The university said classes will start normally on 22 August and online teaching will be implemented.
Hainan officials said at a press conference on 21 August that the pandemic situation was improving in Hainan, with infections across the province declining for three days in succession.
Beijing and some other cities with large numbers of colleges and universities are staggering their start dates to prevent a spike in infections if students arrive at the same time.
Tsinghua University in Beijing opened its doors to 3,700 undergraduate first-year students from 17 August, while new undergraduate and graduate students will return to Peking University from 28 August. However, Beijing Institute of Technology, Beijing Normal University and the Central Academy of Fine Arts are implementing online-only registration for new students or postponing the new semester start dates until mid-September.
Many Chinese universities with significant cohorts of foreign students say they will continue with online classes for international students who face delays in returning.
The notice from the Chinese embassy in India indicated that “for students who return to China to resume their studies, a ‘Certificate of Returning to Campus’ issued by the university in China" is required.

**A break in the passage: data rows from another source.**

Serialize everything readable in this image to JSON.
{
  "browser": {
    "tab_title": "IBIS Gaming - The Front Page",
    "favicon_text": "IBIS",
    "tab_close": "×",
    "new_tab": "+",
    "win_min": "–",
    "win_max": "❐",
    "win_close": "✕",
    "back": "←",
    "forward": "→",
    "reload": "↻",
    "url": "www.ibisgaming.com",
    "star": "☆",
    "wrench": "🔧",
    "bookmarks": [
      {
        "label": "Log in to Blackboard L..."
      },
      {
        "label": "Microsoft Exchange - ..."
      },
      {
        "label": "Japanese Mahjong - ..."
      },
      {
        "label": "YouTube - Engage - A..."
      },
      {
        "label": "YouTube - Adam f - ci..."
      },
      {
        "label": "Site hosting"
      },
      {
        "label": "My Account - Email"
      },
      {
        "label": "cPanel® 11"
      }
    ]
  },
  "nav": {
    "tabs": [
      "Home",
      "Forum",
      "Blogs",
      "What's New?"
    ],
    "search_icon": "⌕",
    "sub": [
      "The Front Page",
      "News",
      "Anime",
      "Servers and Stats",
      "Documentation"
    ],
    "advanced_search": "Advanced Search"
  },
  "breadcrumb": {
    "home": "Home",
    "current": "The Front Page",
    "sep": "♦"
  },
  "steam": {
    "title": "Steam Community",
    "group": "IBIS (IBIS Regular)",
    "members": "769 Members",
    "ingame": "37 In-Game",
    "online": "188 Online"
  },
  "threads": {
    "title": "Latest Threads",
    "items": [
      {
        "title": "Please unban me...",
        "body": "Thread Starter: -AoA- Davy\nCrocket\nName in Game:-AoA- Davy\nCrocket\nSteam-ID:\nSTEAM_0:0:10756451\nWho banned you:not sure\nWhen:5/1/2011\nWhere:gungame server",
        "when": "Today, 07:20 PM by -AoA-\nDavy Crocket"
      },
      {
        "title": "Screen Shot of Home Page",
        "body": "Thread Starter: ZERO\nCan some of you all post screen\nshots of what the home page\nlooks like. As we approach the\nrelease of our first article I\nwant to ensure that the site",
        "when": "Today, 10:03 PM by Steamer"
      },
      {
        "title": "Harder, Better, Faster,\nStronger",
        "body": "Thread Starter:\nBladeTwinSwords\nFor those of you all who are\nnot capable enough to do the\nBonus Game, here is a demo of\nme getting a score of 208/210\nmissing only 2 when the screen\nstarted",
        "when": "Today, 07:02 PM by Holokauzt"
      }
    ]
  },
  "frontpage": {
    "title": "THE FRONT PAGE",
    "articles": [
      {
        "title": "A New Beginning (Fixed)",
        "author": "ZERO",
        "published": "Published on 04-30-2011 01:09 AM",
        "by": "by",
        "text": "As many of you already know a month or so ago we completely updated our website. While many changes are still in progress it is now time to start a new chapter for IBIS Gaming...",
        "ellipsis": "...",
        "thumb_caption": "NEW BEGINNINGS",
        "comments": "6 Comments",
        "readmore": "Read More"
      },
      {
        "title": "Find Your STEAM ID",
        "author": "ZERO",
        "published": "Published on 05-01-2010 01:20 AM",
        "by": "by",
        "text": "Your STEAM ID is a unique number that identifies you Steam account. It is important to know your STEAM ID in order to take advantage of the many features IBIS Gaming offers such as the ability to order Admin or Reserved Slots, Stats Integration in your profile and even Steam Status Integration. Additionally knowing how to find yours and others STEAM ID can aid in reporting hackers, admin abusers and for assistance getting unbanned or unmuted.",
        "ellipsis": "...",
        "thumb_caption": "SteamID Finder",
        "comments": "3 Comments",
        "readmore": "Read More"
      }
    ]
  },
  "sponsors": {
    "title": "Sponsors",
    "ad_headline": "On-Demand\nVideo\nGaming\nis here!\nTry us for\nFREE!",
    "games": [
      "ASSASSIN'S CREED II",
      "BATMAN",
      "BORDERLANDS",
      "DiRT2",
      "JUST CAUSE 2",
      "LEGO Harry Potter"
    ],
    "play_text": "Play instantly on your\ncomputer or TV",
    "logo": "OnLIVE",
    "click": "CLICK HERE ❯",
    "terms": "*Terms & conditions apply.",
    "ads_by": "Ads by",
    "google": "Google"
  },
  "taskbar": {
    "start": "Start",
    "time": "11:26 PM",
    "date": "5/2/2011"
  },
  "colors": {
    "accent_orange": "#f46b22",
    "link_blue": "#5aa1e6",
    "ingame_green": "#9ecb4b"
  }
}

But students have reported having been given varying time periods for obtaining such documents from universities in China.
A Malaysian student tweeted: “Today my university sent emails to students and asked them to provide a bank statement of US$3,000 even if they are on a full scholarship, just to check if they have money to pay for costly tickets+quarantine. They will provide NOC [no objection certificate] on the basis of bnk stmt.”
Other students said on social media that despite the ‘new visa policy’ universities in China were urging students not to apply to return as they are “not ready” and advised students to wait for further notice.
Ji Rong said in a tweet on 23 August: “What I have learnt from MOE [Ministry of Education] is [that] Chinese universities welcome you back and need some time to get prepared since new study visa policy just announced. Pls keep patience and faith.”
Infrequent and expensive flights to China
In addition to the bureaucratic hurdles in applications for Chinese visas, which can be slow in Chinese embassies in some countries, international flights to China are infrequent and expensive, many students in various countries have pointed out on social media.
China has been slowly increasing the number of international flights but continues to strictly regulate international travel under its stringent zero-COVID policy.
In the Asian region, limited flights to China were mainly from Indonesia, Thailand and Singapore during August, with no direct flights between China and India.
During May and June groups of 150-300 students from Sri Lanka, Thailand and Pakistan travelled to China on specially chartered flights. But this was a small number compared to the over 28,600 Thai students and 28,000 Pakistani students enrolled in Chinese universities before the COVID-19 outbreak.
Students from South Korea and Russia have been allowed back since 2021.
In early August the first batch of 150 Malaysian students landed at Shanghai Airport on a special chartered flight arranged by Malaysia’s Ministry of Foreign Affairs.
Weekly commercial passenger flights between Pakistan and China resumed this month after a gap of nearly six months, while airports in Xi’an and Beijing closed due to COVID prevention measures.
Pakistan International Airlines this week offered a 10% discount for Pakistani students on its flights between Pakistan and China after students complained about the price of flights, which averaged around US$940 from Karachi to Beijing. Students derided this as a “paltry gesture” after the airline had jacked up ticket prices to China as much as five times the normal fare between the neighbouring countries.
University World News Asia Editor Yojana Sharma contributed to this article